Dataset rows describing interfaces:
::::::::::

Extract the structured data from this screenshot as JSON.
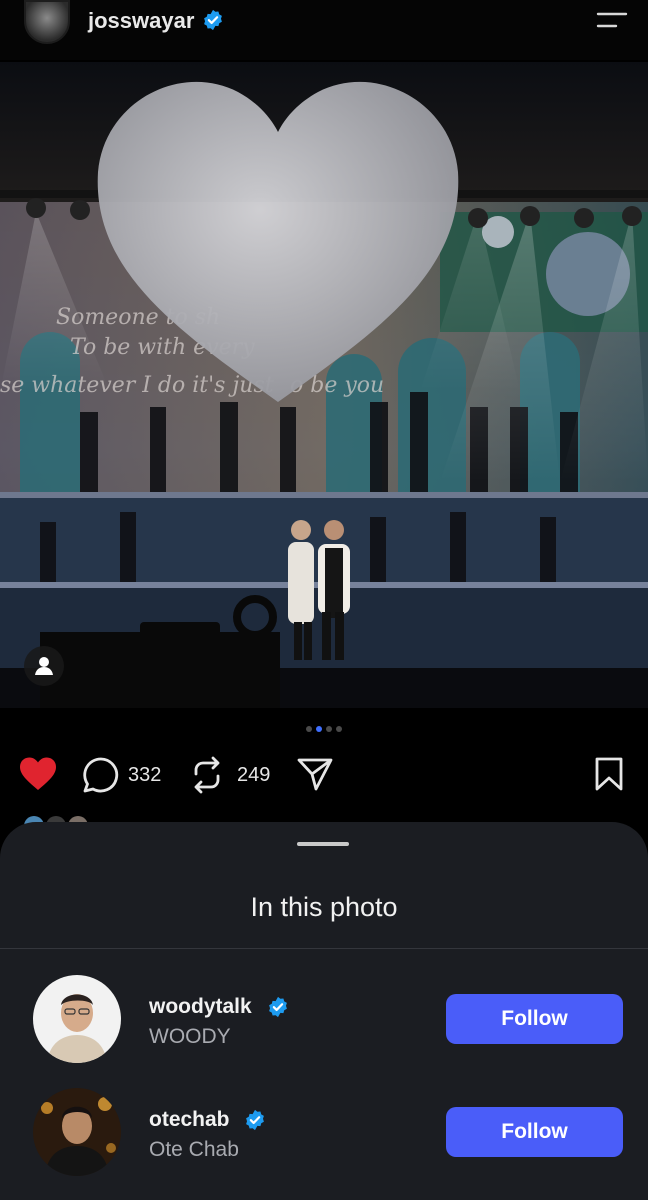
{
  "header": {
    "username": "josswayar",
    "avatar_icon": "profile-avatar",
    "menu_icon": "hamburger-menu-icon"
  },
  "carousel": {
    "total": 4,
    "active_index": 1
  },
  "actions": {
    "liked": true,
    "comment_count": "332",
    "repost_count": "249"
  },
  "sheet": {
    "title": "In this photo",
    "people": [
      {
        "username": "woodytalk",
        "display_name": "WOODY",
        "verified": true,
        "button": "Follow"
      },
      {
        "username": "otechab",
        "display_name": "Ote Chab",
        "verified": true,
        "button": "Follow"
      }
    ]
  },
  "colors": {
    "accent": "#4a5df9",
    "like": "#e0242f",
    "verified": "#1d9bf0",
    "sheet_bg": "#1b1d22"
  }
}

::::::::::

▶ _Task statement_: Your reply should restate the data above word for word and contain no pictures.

▶ _Finished task_:
Extract the structured data from this screenshot as JSON.
{
  "header": {
    "username": "josswayar",
    "avatar_icon": "profile-avatar",
    "menu_icon": "hamburger-menu-icon"
  },
  "carousel": {
    "total": 4,
    "active_index": 1
  },
  "actions": {
    "liked": true,
    "comment_count": "332",
    "repost_count": "249"
  },
  "sheet": {
    "title": "In this photo",
    "people": [
      {
        "username": "woodytalk",
        "display_name": "WOODY",
        "verified": true,
        "button": "Follow"
      },
      {
        "username": "otechab",
        "display_name": "Ote Chab",
        "verified": true,
        "button": "Follow"
      }
    ]
  },
  "colors": {
    "accent": "#4a5df9",
    "like": "#e0242f",
    "verified": "#1d9bf0",
    "sheet_bg": "#1b1d22"
  }
}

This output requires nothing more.